4 reasons to avoid annuities (plus 1 bonus reason)
Allworth Co-CEO Scott Hanson shares an important "retiree beware" regarding one of the most popular - yet oversold - insurance products often aimed at retirees.
When it comes to your investments, it’s important to educate yourself about what you are buying, and why.
That’s because there are some popular investment products that might be reasonable for some people, but which are generally inappropriate for many of the people who end up being induced to purchase them.
Case in point: annuities.
Annuities are among the most oversold investments around. Atypically complex, annuities are contracts between you and an insurance company where you pay a lump sum of money in exchange for a periodic disbursement. These payments could be for life, or they could be for a pre-determined amount of time.
There are numerous types of annuities. Returns from a variable annuity may be dependent on the performance of a particular mutual fund; an indexed annuity is tied to a specific index (say, the S&P 500); and returns on a fixed annuity are tied to a particular interest rate.
As stated earlier, while an annuity may be an appropriate investment for some people, because they typically generate a great big commission for the seller, understanding the primary motivation of the person recommending the annuity should be a key consideration.
All things being equal, at Allworth Financial, we very rarely recommend an annuity. What follows are four reasons why.
1. The fees for variable annuities can be extremely high
Among the biggest drawbacks of variable annuities are the recurring fees. These are to pay for the risks and costs associated with protecting your money. As an example, an annuity fee could amount to roughly 1.25% of the amount you’ve invested.
Compared to variable annuities, however, the basic fees on both indexed and fixed annuities may be lower. Yet, when you purchase either an indexed or a fixed annuity, you’re likely going to be induced to add costly “riders” or expensive “customized enhancements” (such as death benefits or long-term care).

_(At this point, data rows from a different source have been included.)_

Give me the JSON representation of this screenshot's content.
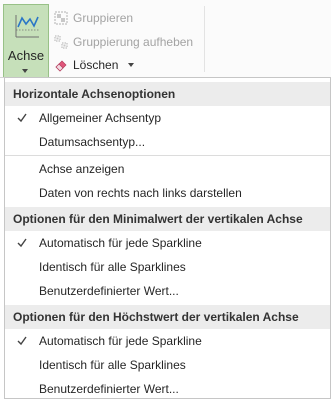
{
  "ribbon": {
    "axis_button_label": "Achse",
    "group_label": "Gruppieren",
    "ungroup_label": "Gruppierung aufheben",
    "delete_label": "Löschen"
  },
  "menu": {
    "section1": {
      "header": "Horizontale Achsenoptionen",
      "items": [
        {
          "label": "Allgemeiner Achsentyp",
          "checked": true
        },
        {
          "label": "Datumsachsentyp...",
          "checked": false
        }
      ],
      "items2": [
        {
          "label": "Achse anzeigen",
          "checked": false
        },
        {
          "label": "Daten von rechts nach links darstellen",
          "checked": false
        }
      ]
    },
    "section2": {
      "header": "Optionen für den Minimalwert der vertikalen Achse",
      "items": [
        {
          "label": "Automatisch für jede Sparkline",
          "checked": true
        },
        {
          "label": "Identisch für alle Sparklines",
          "checked": false
        },
        {
          "label": "Benutzerdefinierter Wert...",
          "checked": false
        }
      ]
    },
    "section3": {
      "header": "Optionen für den Höchstwert der vertikalen Achse",
      "items": [
        {
          "label": "Automatisch für jede Sparkline",
          "checked": true
        },
        {
          "label": "Identisch für alle Sparklines",
          "checked": false
        },
        {
          "label": "Benutzerdefinierter Wert...",
          "checked": false
        }
      ]
    }
  },
  "colors": {
    "axis_button_bg": "#c6e0ba",
    "header_bg": "#ececec",
    "disabled_text": "#a3a3a3"
  }
}
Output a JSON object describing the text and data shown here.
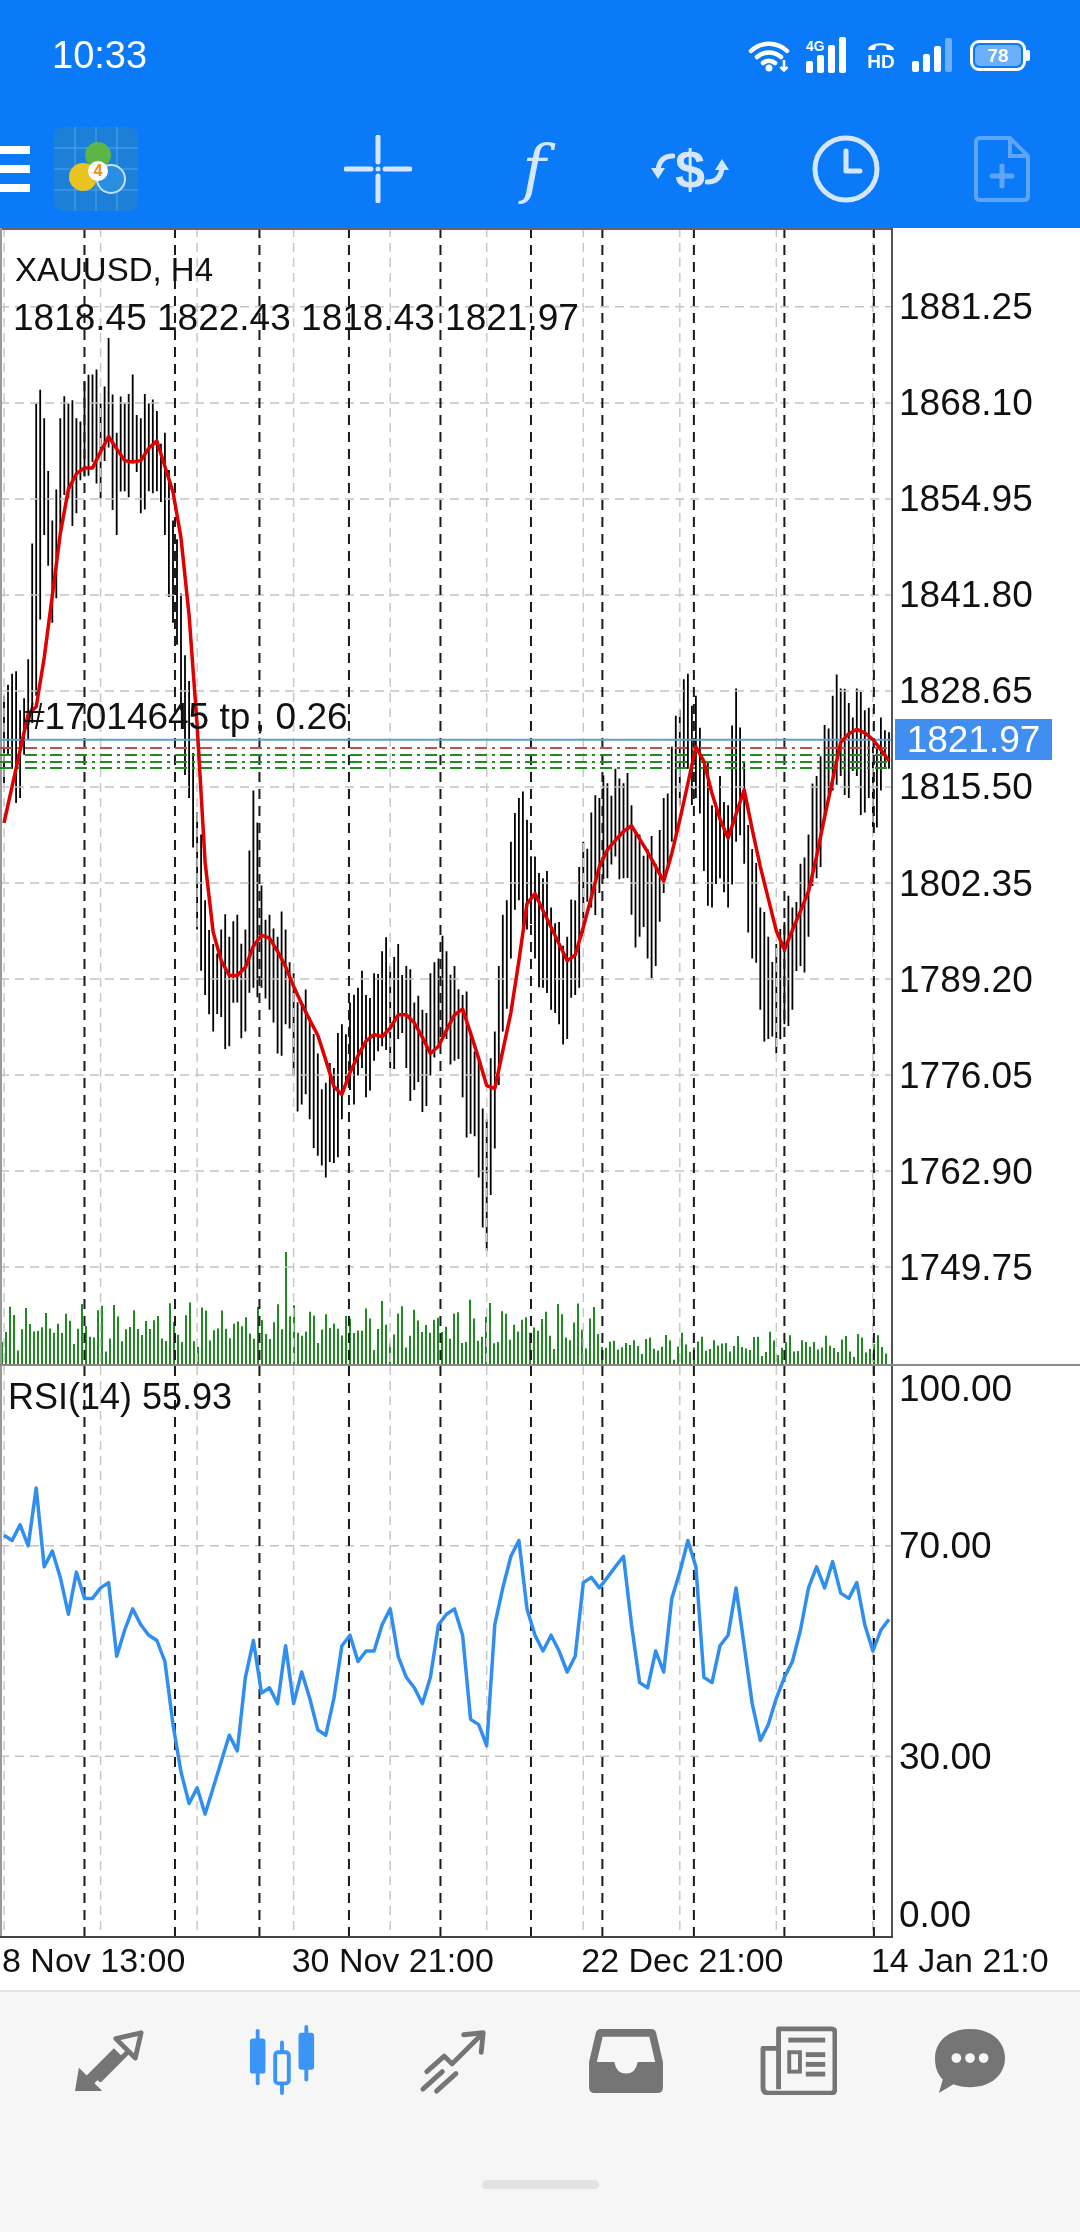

Fees aside, one of the most financially prohibitive aspects of annuities are surrender charges. You get hit with a surrender charge when you withdraw an amount of money over and above your regular payout. (Even if you need the money for an emergency.)
The amount of a surrender charge will tend to decrease the longer you have the annuity, but let’s say in “year-three” you have an emergency and you need to withdraw an extra $10,000. The surrender fee could well be a full 5% of the withdrawal, which means you’ll have to pay $500 just to get your own cash.
As a reminder, it isn’t only that a $500 penalty is expensive, it’s the fact that $500 deduction directly reduces the principal of your annuity account.
2. The returns on annuities don’t always match those received from the market
People invest in an indexed annuity with the goal that their interest returns will “match” those of an equity index. You’d think that would mean that if that specific index did well during a particular year, the returns on the annuity would also do well.
But that’s not necessarily the case. That’s because many insurance companies have this little thing called a “participation rate.” That means they “cap” your returns so that your investment can only grow by, say, 80% of the amount that the fund grew.
3. Breaking free of an immediate annuity could be impossible
The most basic type of an annuity, an immediate annuity, is a long-term investment product where you make a lump-sum contribution and it immediately begins paying you a guaranteed revenue stream (monthly, quarterly, or annually). Depending on your agreement, these payments could last for a few years, or they could continue for life.
A common, major drawback of most immediate annuities is that, once you buy one, you’re not only stuck with it, your payments can’t be passed on to a beneficiary, so the money stops flowing the day you die.
Some insurers might allow you to change your immediate annuity into a different category of annuity, but if this is even allowed, you’ll almost certainly get hit with some hefty fees and charges.
4. Annuities typically pay the seller high commissions
As stated earlier, buying an annuity typically means paying the seller a great big commission right off the top of your investment. In other words, you may not write a commission check directly to the salesperson for the annuity, but the money will be taken out of your deposit.
How much are these commissions? They can be 6% to 8%, or more. That means, that if you buy an annuity for $200,000, and the commission is 7%, only $186,000 of your money (before any other fees are deducted) is invested for you.
Besides their commissions, fees, and inflexibility (high surrender charges), here's a 'bonus' reason you should be wary of annuities: they have complex tax treatments. As just one example, the money you make from a deferred annuity is considered ordinary income and is taxed as such (rather than at the lower, much more tax-friendly long-term capital gains rate).
With all that in mind, if you still decide that an annuity is something you want to purchase, make certain you only work with an advisor who acts as a fiduciary 100% of the time (as all our advisors do). This will help you avoid conflicts of interest. Because there are advisors out there who only wear a fiduciary hat some of the time, their advice is almost certainly being influenced by the commissions they stand to make – and not by what’s best for you.
If you aren’t certain what motivates a particular advisor to make the recommendations that they do? Ask them whether they act in a fiduciary capacity 100% of the time. And if they don’t? Find yourself a new advisor.